Exercise details:
Search the records for the string "subject" and copy every line in which it appears.

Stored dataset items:
- - - -

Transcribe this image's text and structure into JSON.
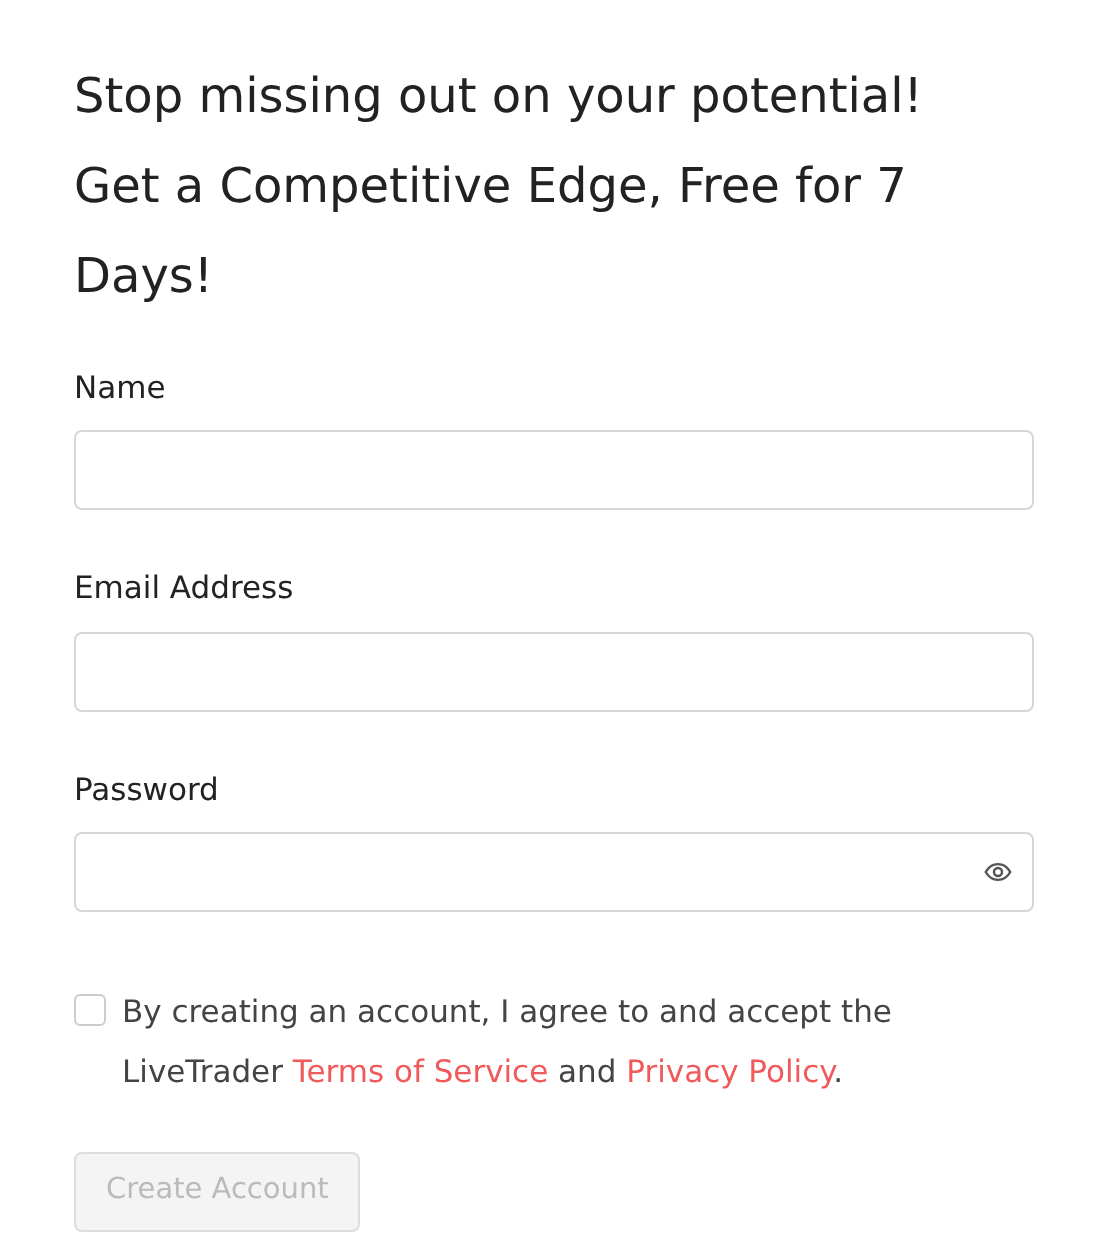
{
  "heading": [
    "Stop missing out on your potential!",
    "Get a Competitive Edge, Free for 7 Days!"
  ],
  "fields": [
    {
      "label": "Name",
      "kind": "text"
    },
    {
      "label": "Email Address",
      "kind": "text"
    },
    {
      "label": "Password",
      "kind": "password"
    }
  ],
  "agreement": {
    "checked": false,
    "parts": [
      {
        "kind": "text",
        "text": "By creating an account, I agree to and accept the LiveTrader "
      },
      {
        "kind": "link",
        "text": "Terms of Service"
      },
      {
        "kind": "text",
        "text": " and "
      },
      {
        "kind": "link",
        "text": "Privacy Policy"
      },
      {
        "kind": "text",
        "text": "."
      }
    ]
  },
  "submit": {
    "label": "Create Account",
    "disabled": true
  }
}
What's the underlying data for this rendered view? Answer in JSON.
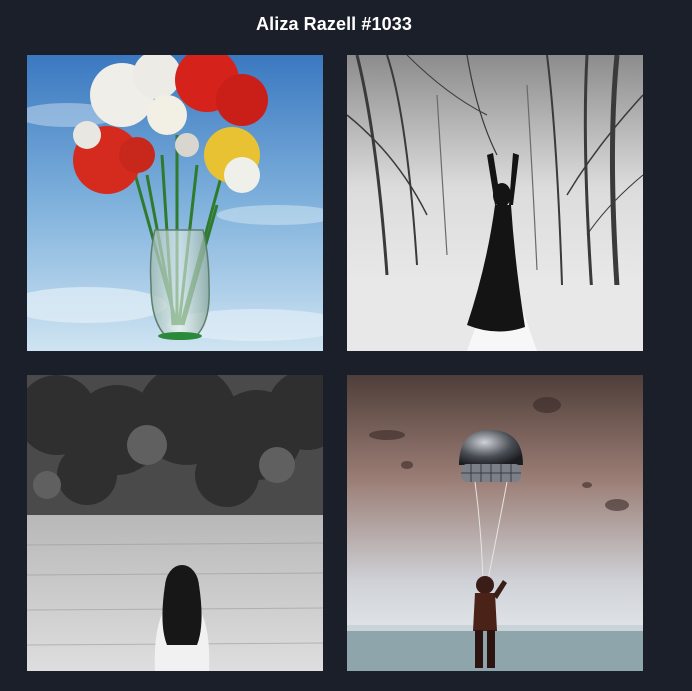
{
  "header": {
    "title": "Aliza Razell #1033"
  },
  "gallery": {
    "images": [
      {
        "subject": "flower-vase",
        "colors": {
          "sky_top": "#3f7fc4",
          "sky_bottom": "#c7dff0",
          "red": "#d3231b",
          "yellow": "#e8c233",
          "white": "#efeee8",
          "stem": "#2f7a2c"
        }
      },
      {
        "subject": "woman-in-winter-forest",
        "colors": {
          "fog": "#e9e9e9",
          "tree": "#3a3a3a",
          "figure": "#141414"
        }
      },
      {
        "subject": "girl-in-wheat-field",
        "colors": {
          "trees": "#3c3c3c",
          "field": "#cfcfcf",
          "hair": "#171717"
        }
      },
      {
        "subject": "child-with-balloon-pod",
        "colors": {
          "sky_top": "#5a4844",
          "sky_mid": "#a88e86",
          "horizon": "#d6d9de",
          "ground": "#8fa6ad",
          "figure": "#3b1d17"
        }
      }
    ]
  }
}
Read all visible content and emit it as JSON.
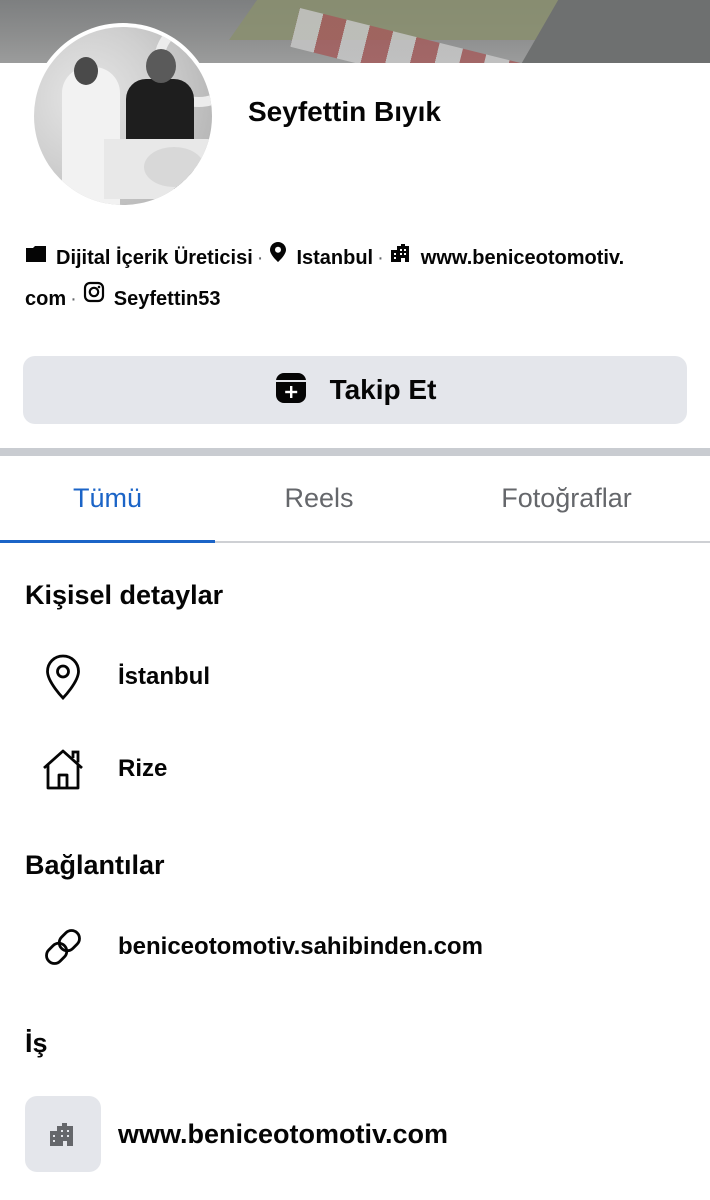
{
  "profile": {
    "name": "Seyfettin Bıyık"
  },
  "intro": {
    "category": "Dijital İçerik Üreticisi",
    "location": "Istanbul",
    "website_line1": "www.beniceotomotiv.",
    "website_line2": "com",
    "instagram": "Seyfettin53",
    "separator": "·"
  },
  "actions": {
    "follow_label": "Takip Et"
  },
  "tabs": [
    {
      "label": "Tümü",
      "active": true
    },
    {
      "label": "Reels",
      "active": false
    },
    {
      "label": "Fotoğraflar",
      "active": false
    }
  ],
  "sections": {
    "personal": {
      "title": "Kişisel detaylar",
      "items": [
        {
          "icon": "location-pin-icon",
          "text": "İstanbul"
        },
        {
          "icon": "house-icon",
          "text": "Rize"
        }
      ]
    },
    "links": {
      "title": "Bağlantılar",
      "items": [
        {
          "icon": "link-icon",
          "text": "beniceotomotiv.sahibinden.com"
        }
      ]
    },
    "work": {
      "title": "İş",
      "items": [
        {
          "icon": "building-icon",
          "text": "www.beniceotomotiv.com"
        }
      ]
    }
  },
  "colors": {
    "accent": "#1b64c7",
    "button_bg": "#e4e6eb",
    "muted_text": "#65676b",
    "divider": "#c9ccd1"
  }
}
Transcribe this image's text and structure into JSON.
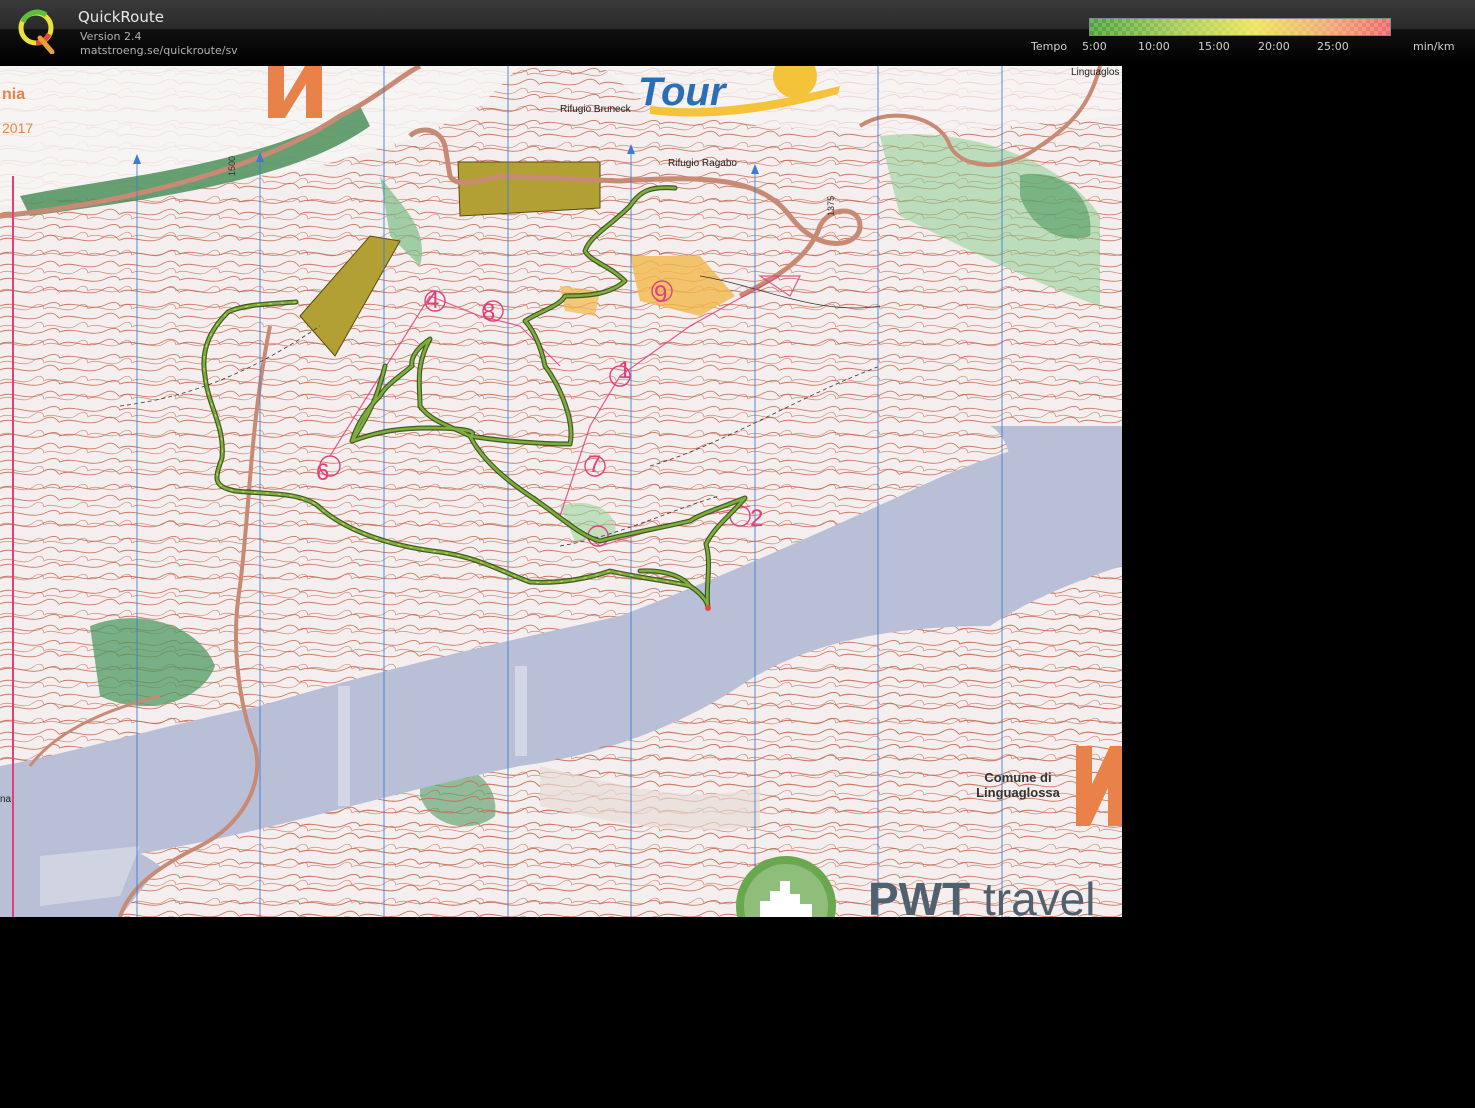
{
  "app": {
    "title": "QuickRoute",
    "version": "Version 2.4",
    "url": "matstroeng.se/quickroute/sv",
    "logo_icon": "quickroute-q-logo"
  },
  "legend": {
    "label": "Tempo",
    "ticks": [
      "5:00",
      "10:00",
      "15:00",
      "20:00",
      "25:00"
    ],
    "unit": "min/km",
    "colors": [
      "#4caf3a",
      "#8fc34a",
      "#e6e04a",
      "#f0a050",
      "#ee5a5a"
    ]
  },
  "map": {
    "labels": {
      "rifugio_bruneck": "Rifugio Bruneck",
      "rifugio_ragabo": "Rifugio Ragabo",
      "linguaglossa_top": "Linguaglos",
      "comune_line1": "Comune di",
      "comune_line2": "Linguaglossa",
      "title_fragment": "nia",
      "year_fragment": "2017",
      "contour_1500": "1500",
      "contour_1375": "1375",
      "left_fragment": "na"
    },
    "control_numbers": [
      "1",
      "2",
      "4",
      "6",
      "7",
      "8",
      "9"
    ],
    "brand_tour": "Tour",
    "brand_pwt_bold": "PWT",
    "brand_pwt_rest": " travel",
    "route_color": "#5f8a2c",
    "course_color": "#e0407a",
    "north_lines_color": "#3a7bd5",
    "lake_color": "#b9bfd6"
  }
}
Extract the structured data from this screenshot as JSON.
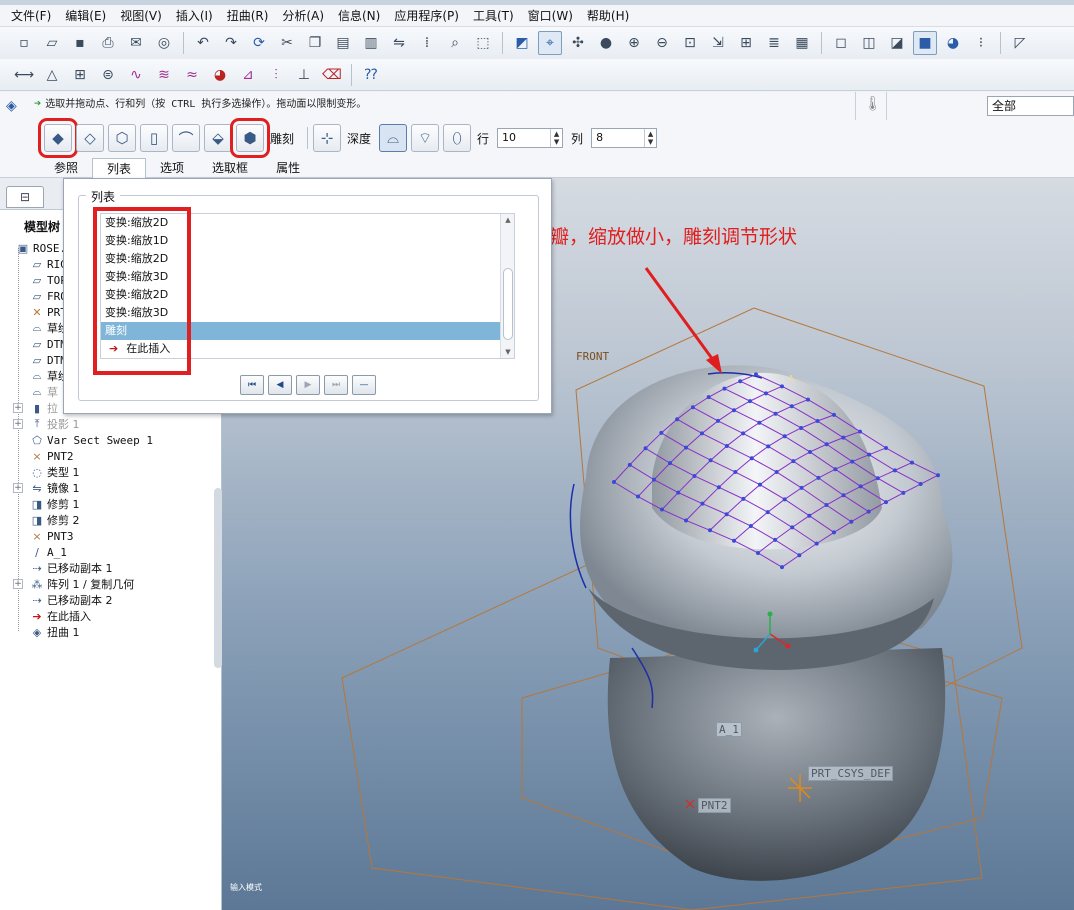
{
  "menubar": {
    "items": [
      "文件(F)",
      "编辑(E)",
      "视图(V)",
      "插入(I)",
      "扭曲(R)",
      "分析(A)",
      "信息(N)",
      "应用程序(P)",
      "工具(T)",
      "窗口(W)",
      "帮助(H)"
    ]
  },
  "dashboard": {
    "prompt": "选取并拖动点、行和列（按 CTRL 执行多选操作）。拖动面以限制变形。",
    "filter_value": "全部",
    "sculpt_label": "雕刻",
    "depth_label": "深度",
    "row_label": "行",
    "row_value": "10",
    "col_label": "列",
    "col_value": "8",
    "tabs": [
      "参照",
      "列表",
      "选项",
      "选取框",
      "属性"
    ],
    "active_tab": "列表"
  },
  "list_panel": {
    "legend": "列表",
    "items": [
      "变换:缩放2D",
      "变换:缩放1D",
      "变换:缩放2D",
      "变换:缩放3D",
      "变换:缩放2D",
      "变换:缩放3D",
      "雕刻",
      "在此插入"
    ],
    "selected_index": 6
  },
  "navigator": {
    "title": "模型树",
    "items": [
      {
        "label": "ROSE.P",
        "icon": "part-icon"
      },
      {
        "label": "RIG",
        "icon": "datum-plane-icon"
      },
      {
        "label": "TOP",
        "icon": "datum-plane-icon"
      },
      {
        "label": "FRO",
        "icon": "datum-plane-icon"
      },
      {
        "label": "PRT",
        "icon": "csys-icon"
      },
      {
        "label": "草绘",
        "icon": "sketch-icon"
      },
      {
        "label": "DTM",
        "icon": "datum-plane-icon"
      },
      {
        "label": "DTM",
        "icon": "datum-plane-icon"
      },
      {
        "label": "草绘",
        "icon": "sketch-icon"
      },
      {
        "label": "草",
        "icon": "sketch-icon"
      },
      {
        "label": "拉",
        "icon": "extrude-icon"
      },
      {
        "label": "投影 1",
        "icon": "projection-icon"
      },
      {
        "label": "Var Sect Sweep 1",
        "icon": "sweep-icon"
      },
      {
        "label": "PNT2",
        "icon": "point-icon"
      },
      {
        "label": "类型 1",
        "icon": "feature-icon"
      },
      {
        "label": "镜像 1",
        "icon": "mirror-icon"
      },
      {
        "label": "修剪 1",
        "icon": "trim-icon"
      },
      {
        "label": "修剪 2",
        "icon": "trim-icon"
      },
      {
        "label": "PNT3",
        "icon": "point-icon"
      },
      {
        "label": "A_1",
        "icon": "axis-icon"
      },
      {
        "label": "已移动副本 1",
        "icon": "move-copy-icon"
      },
      {
        "label": "阵列 1 / 复制几何",
        "icon": "pattern-icon"
      },
      {
        "label": "已移动副本 2",
        "icon": "move-copy-icon"
      },
      {
        "label": "在此插入",
        "icon": "insert-here-icon"
      },
      {
        "label": "扭曲 1",
        "icon": "warp-icon"
      }
    ]
  },
  "graphics": {
    "annotation": "将得出的第二层花瓣，缩放做小，雕刻调节形状",
    "labels": {
      "front": "FRONT",
      "csys": "PRT_CSYS_DEF",
      "axis": "A_1",
      "pnt": "PNT2",
      "a_mark": "A"
    },
    "status": "输入模式"
  },
  "colors": {
    "highlight": "#e02020",
    "selection": "#7fb5d8",
    "annotation": "#e01e1e",
    "datum": "#b5773a",
    "sculpt_grid": "#8a2ec8"
  }
}
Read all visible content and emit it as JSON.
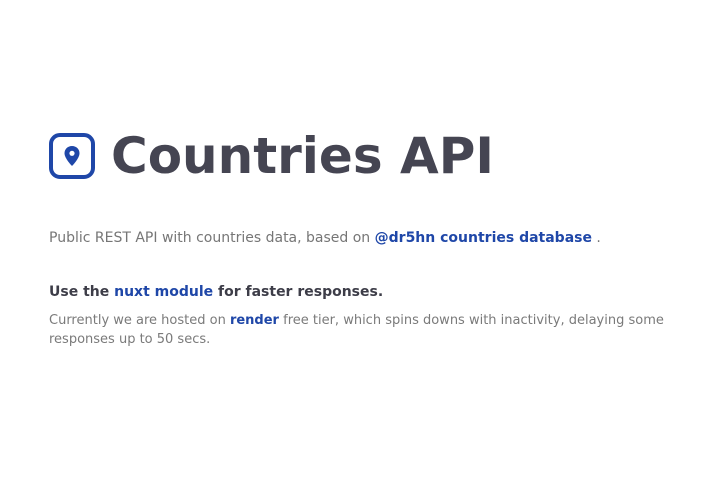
{
  "hero": {
    "title": "Countries API",
    "icon": "map-pin-icon",
    "accent_color": "#1f47a8"
  },
  "intro": {
    "text_before": "Public REST API with countries data, based on ",
    "link_label": "@dr5hn countries database",
    "text_after": " ."
  },
  "module": {
    "text_before": "Use the ",
    "link_label": "nuxt module",
    "text_after": " for faster responses."
  },
  "note": {
    "text_before": "Currently we are hosted on ",
    "link_label": "render",
    "text_after": " free tier, which spins downs with inactivity, delaying some responses up to 50 secs."
  }
}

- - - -

Exercise response:
        "subject": "flower-vase",
        "subject": "woman-in-winter-forest",
        "subject": "girl-in-wheat-field",
        "subject": "child-with-balloon-pod",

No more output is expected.